Administration

What You Need to Know About Colleges and the Immigration Ban

January 29, 2017

President Trump's executive order Friday that bars all refugees from entering the United States, as well as citizens from seven majority-Muslim countries, prompted colleges to frantically start trying to determine what it meant for them. Here's what you need to know:

Who is affected?

The order touches many different parts of academe.

Students, professors, and researchers traveling internationally found themselves in limbo. Two professors at the University of Massachusetts at Dartmouth were detained at Logan International Airport, in Boston, the university said in a statement. An undergraduate at the Massachusetts Institute of Technology was also reportedly barred from re-entering the United States because she is an Iranian citizen. (Of the more than 15,000 international students who are directly affected by the order, roughly 12,000 are from Iran).

Other students and scholars found themselves separated from family members who were traveling abroad:

The Boston Globe reported on an Iranian scientist, set to take a job in a lab at Harvard Medical School, who was turned away from a flight to Boston in Germany.

Even if academics weren't personally affected by the order, their work might be. Ph.D. programs seeking to recruit students from the seven countries will be stymied by the order if it continues.

Thomas Erdbrink, the Tehran bureau chief for The New York Times, on Saturday tweeted details from the cases of a few prospective and current Ph.D. students:

How are colleges responding?

In the hours immediately after the order, colleges circulated statements urging members of their communities who might be affected by it to defer any overseas travel plans. But later in the weekend, college leaders began moving from logistics to rhetoric denouncing the order.

In a statement, Wesleyan University's president, Michael S. Roth, wrote that the institution was "appalled" by the religious test immigrants were being subjected to (the White House has said Christian immigrants will receive priority), and reaffirmed that "there will be no discrimination on the basis of religion on our campus."

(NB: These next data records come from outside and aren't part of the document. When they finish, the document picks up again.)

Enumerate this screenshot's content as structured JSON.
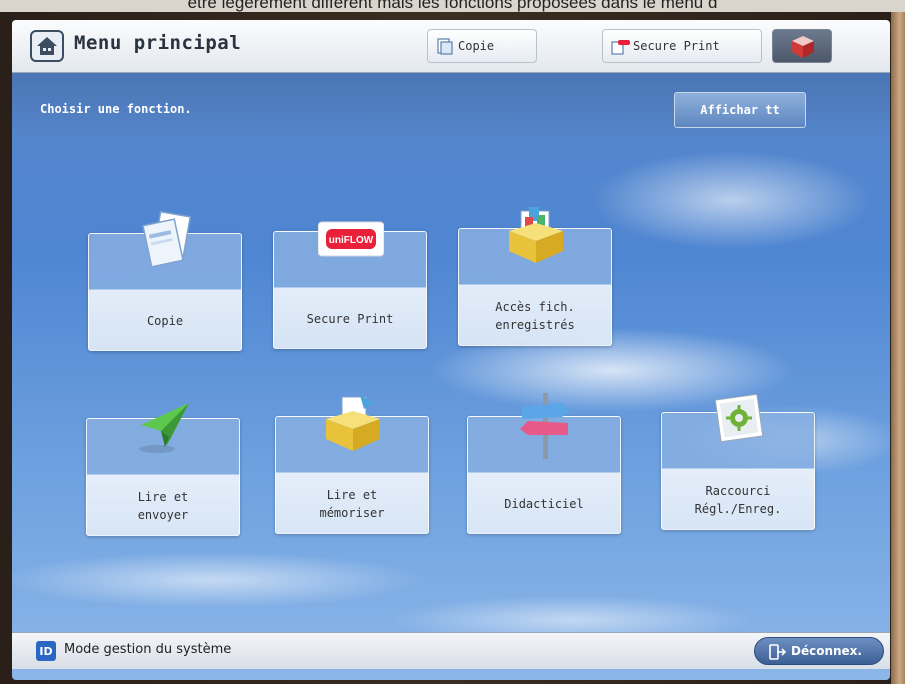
{
  "caption_text": "être légèrement différent mais les fonctions proposées dans le menu d",
  "header": {
    "title": "Menu principal",
    "tabs": [
      {
        "label": "Copie"
      },
      {
        "label": "Secure Print"
      }
    ]
  },
  "subheader": {
    "instruction": "Choisir une fonction.",
    "show_all_label": "Affichar tt"
  },
  "tiles": [
    {
      "label": "Copie",
      "icon": "copy-icon"
    },
    {
      "label": "Secure Print",
      "icon": "uniflow-logo",
      "logo_text": "uniFLOW"
    },
    {
      "label": "Accès fich.\nenregistrés",
      "icon": "stored-files-icon"
    },
    {
      "label": "Lire et\nenvoyer",
      "icon": "paper-plane-icon"
    },
    {
      "label": "Lire et\nmémoriser",
      "icon": "scan-store-icon"
    },
    {
      "label": "Didacticiel",
      "icon": "signpost-icon"
    },
    {
      "label": "Raccourci\nRégl./Enreg.",
      "icon": "shortcut-icon"
    }
  ],
  "footer": {
    "id_badge": "ID",
    "mode_label": "Mode gestion du système",
    "logout_label": "Déconnex."
  },
  "colors": {
    "sky": "#4f86d2",
    "logout": "#3c5f96",
    "uniflow_red": "#e8203a"
  }
}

Indiana University at Bloomington's international-services office said in a statement that the institution "does not share the sentiments" in the executive order. Similar statements came in from the University of Massachusetts system, the University of Notre Dame, Purdue University, the University of California system, and many other institutions.

National groups also expressed concern about the order. The president of the Association of Public and Land-Grant Universities, Peter McPherson, called on President Trump to reconsider the order. The president of the Association of American Universities, Mary Sue Coleman, urged the same.

Meanwhile, individual scholars started a petition condemning the order. As of Sunday afternoon, the petition had nearly 5,000 signatures from academics.

What's next?

On Saturday, a judge issued a nationwide stay that prohibits anyone currently in the United States from being deported under the order. But that is said to apply only to a couple hundred people.

Groups across the country, including on campuses, are mobilizing to protest the order. Campuses where groups protested or were planning protests included Columbia University, the Massachusetts Institute of Technology, Pennsylvania State University, and many others.

Andy Thomason oversees breaking-news coverage. Send him a tip at andy.thomason@chronicle.com. And follow him on Twitter @arthomason.